Sample donated: Marion Strickland
Last updated: February 20, 2019
Corporate environmental reporting should be regulated. Discuss Early documents (EC, 2001, p. 8) describe CSR as: a concept whereby companies integrate social and environmental concerns in their business operations and in their interaction with their stakeholders on a voluntary basis.
There are some companies which currently publicly disclose their environmental performance information, comparable to financial performance information which is mandatory and required by accounting standards around the world.The point has been made that unlike financial performance, environmental performance reporting is a voluntary compliance rather than a mandatory one and that the authenticity of a company’s true social impact is establishing itself….
and that these companies will employ socially responsible activity without any regulatory requirements. (Aras & Crowther, 2008, p. 0) It will be discussed whether companies will have to become more responsible for their affect on the external environment with mandatory compliance and regulation or whether it simply will make no difference. There is a belief which stands behind the assumption that having a regulatory body for mandatory environmental reporting may not actually be favourable to companies, stakeholders and/or the environment.Established regulation will not increase company’s accountability for the external environmental impact they are currently causing, as it has been documented that even if the information is provided, very little action was taken upon stakeholders & the readers of the environmental reporting for the companies to feel the effects, as these parties did not request the information now available nor did they bother to read the green accounts from the sole opinion that they had very little confidence in the information provided to them. Holgaard and JOrgensen, 2005, p.
363) Even if this voluntary reporting of social and environmental information via the OFR proposals was made mandatory and regulated, little change would be expected with this alteration of information in terms of facilitating action on the part of organisational stakeholders. (Cooper & Owen, 2007 p. 664) Combined with the fact that the effect of regulated disclosure of corporate environmental reporting could only ever have a restricted effect (Williamson, 1997 in Cooper & Owen, 2007 p.
64) because “[t]he likelihood of it leading to action depends on the ability of others to use information in forums in which they have legitimate voice” (Williamson, 1997 in Cooper & Owen, 2007 p. 664), suggests little motivation for it to be regulated. Although the initial workings of regulations may not have produced the results required, there is other work being done to provide for a regulatory environment suitable to that of corporate environmental reporting.
It is suggested by Parkinson (2003) that a motion for civil regulation would prove beneficial as it provides a forum for the public to put pressure on companies to become for socially responsible for their behaviour.
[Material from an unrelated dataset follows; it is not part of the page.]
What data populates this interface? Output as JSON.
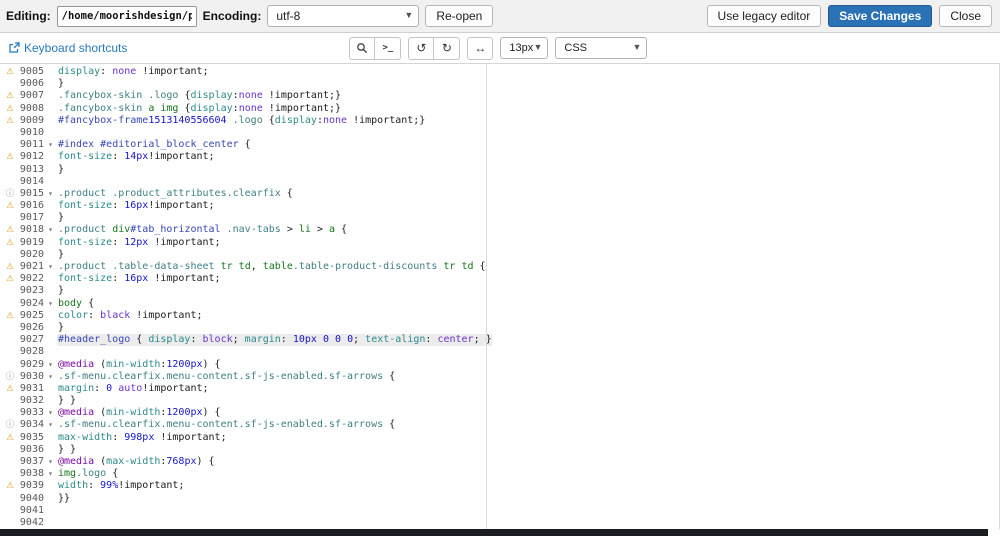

This type of regulation would benefit the environment as it would slow some of the consequences companies are having on the environment through “[t]he grain of profit motive, by penalising companies for socially disapproved, and rewarding them for exemplary, conduct. (Parkinson, 2003, p. 25) The fact that firms, through their actions, affect their external environment and this should be accounted for (Aras and Crowther, 2007c) just like the effects of their financial performance are reported and regulated, their external environmental impacts should fall into the same category of reporting and regulation Initial workings of corporate environmental regulation have shown a lack of action by those it would seem are required for this regulation to work.It is currently believed that the effects of those regulation systems in place do not have a significant effect nor do they in anyway accomplish accountability for companies and their external environmental impact.
It seems until a proven system obtains some form of results and proven benefits, perhaps the civil regulation theory provided by Parkinson, should corporate environmental reporting be regulated.